This is by no means an exhaustive list. It is really just the tip of the iceberg in terms of the impacts, actions, activities and food policy lessons. Since the crisis started, I, like many of us I suspect, have spent quite a lot of time reading Covid-19-related articles, most of them via Twitter or other social media, as well as key sources such as ‘The Syllabus Politics of Coronavirus list‘. It is also clear that a wider scope of expertise will be necessary as we come out of the lockdown (see ‘Exiting a Pandemic’).  Some have concerns about the science behind the virus and the modelling and politics of disease emergency management generally, but many have related to food system resilience and sustainability. It has become more apparent that even if you just read Covid-19 food system articles, it would be hard to keep track of all that it is out there, from growing, distribution and retail through to food security impacts and much more.

Empty freezers in a Cheltenham supermarket

The purpose of this blog post is to share some food system resources that I have found useful (and to which my CCRI colleagues have contributed) and to propose that we find collective ways to track and organise this material, and in particular, articles related to food system sustainability. We should do this for two main reasons: first, the material and resources are useful to those on the ground and some of it is in danger of getting lost in the ‘information fog’; and secondly, tracking it is important to record and learn how we organise and implement food system emergency responses at different scales. In other words, we can use these resources for food system resilience planning now and in the future. 

With this in mind, in this resources list, I have begun to organise selected resources that I find useful.

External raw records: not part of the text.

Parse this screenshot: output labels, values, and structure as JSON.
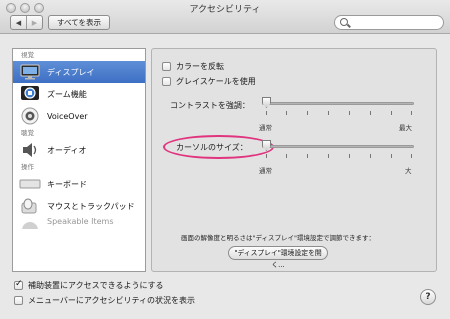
{
  "window": {
    "title": "アクセシビリティ"
  },
  "toolbar": {
    "back_label": "◀",
    "forward_label": "▶",
    "show_all_label": "すべてを表示",
    "search_placeholder": ""
  },
  "sidebar": {
    "headers": {
      "vision": "視覚",
      "hearing": "聴覚",
      "interaction": "操作"
    },
    "items": {
      "display": "ディスプレイ",
      "zoom": "ズーム機能",
      "voiceover": "VoiceOver",
      "audio": "オーディオ",
      "keyboard": "キーボード",
      "mouse": "マウスとトラックパッド",
      "speakable": "Speakable Items"
    },
    "selected": "display"
  },
  "panel": {
    "invert_colors": {
      "label": "カラーを反転",
      "checked": false
    },
    "grayscale": {
      "label": "グレイスケールを使用",
      "checked": false
    },
    "contrast": {
      "label": "コントラストを強調：",
      "min": "通常",
      "max": "最大",
      "value": 0
    },
    "cursor": {
      "label": "カーソルのサイズ：",
      "min": "通常",
      "max": "大",
      "value": 0
    },
    "note": "画面の解像度と明るさは\"ディスプレイ\"環境設定で調節できます：",
    "open_display_button": "\"ディスプレイ\"環境設定を開く..."
  },
  "bottom": {
    "enable_access": {
      "label": "補助装置にアクセスできるようにする",
      "checked": true
    },
    "menubar_status": {
      "label": "メニューバーにアクセシビリティの状況を表示",
      "checked": false
    },
    "help_label": "?"
  },
  "colors": {
    "selection": "#3d6fc4",
    "highlight_ring": "#e0357e"
  }
}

I am loosely calling this my ‘Covid-19 sustainable food systems list’. It is a list of resources organised into different headings reflecting my sustainable food systems interest. The premise is simple: to collate, and begin to organise, food system resources that I (and hopefully others) have and will find useful now and in the future. It is not just a resource for academics like me, but also for food system actors and practitioners. For example, I am interested in the response by local food and civic networks and short chains, reflected in the list, but it will be important to develop the list to be broader and more inclusive in terms of food system coverage, including, for example, resources that track the way supermarkets are organising their response. I have included articles, resources, websites, etc. that I find useful. Some articles are academic commentaries connecting the crisis to wider social science work, but the majority are food system resources created by food NGOs, food charities, etc. Most of the sources included, for now at least, are related to the UK food response (it makes it more manageable). We can also add blogs and perspectives from other agri-food researchers and practitioners, if folks would like to contribute. 

What might be the next steps?

First, look at my attempt to organise my ideas and resources and please send comments and edits to expand and improve my efforts. 
Second, please send me, via email or Twitter (; @DamianMaye), other Covid-19 food system resources that you think should be added to the list. I have included links to websites and other resources, with the date accessed. If you suggest a resource, please make sure to send the link too, so I can follow it up. I have also listed key organisations that are collating materials and coordinating responses and please send others, as my list is just a starting point. 
Third, as the material comes in, I will revise, improve and update the list and can restructure/rework the taxonomy as necessary (to make it better/more accessible).

This is really just a start, from my perspective. I hope it is useful and a worthwhile project and I look forward to receiving comments, ideas, improvements and other links to add to the list.

Thanks for reading and stay safe everyone.  

Prof. Damian Maye
Professor of Agri-Food Studies @DamianMaye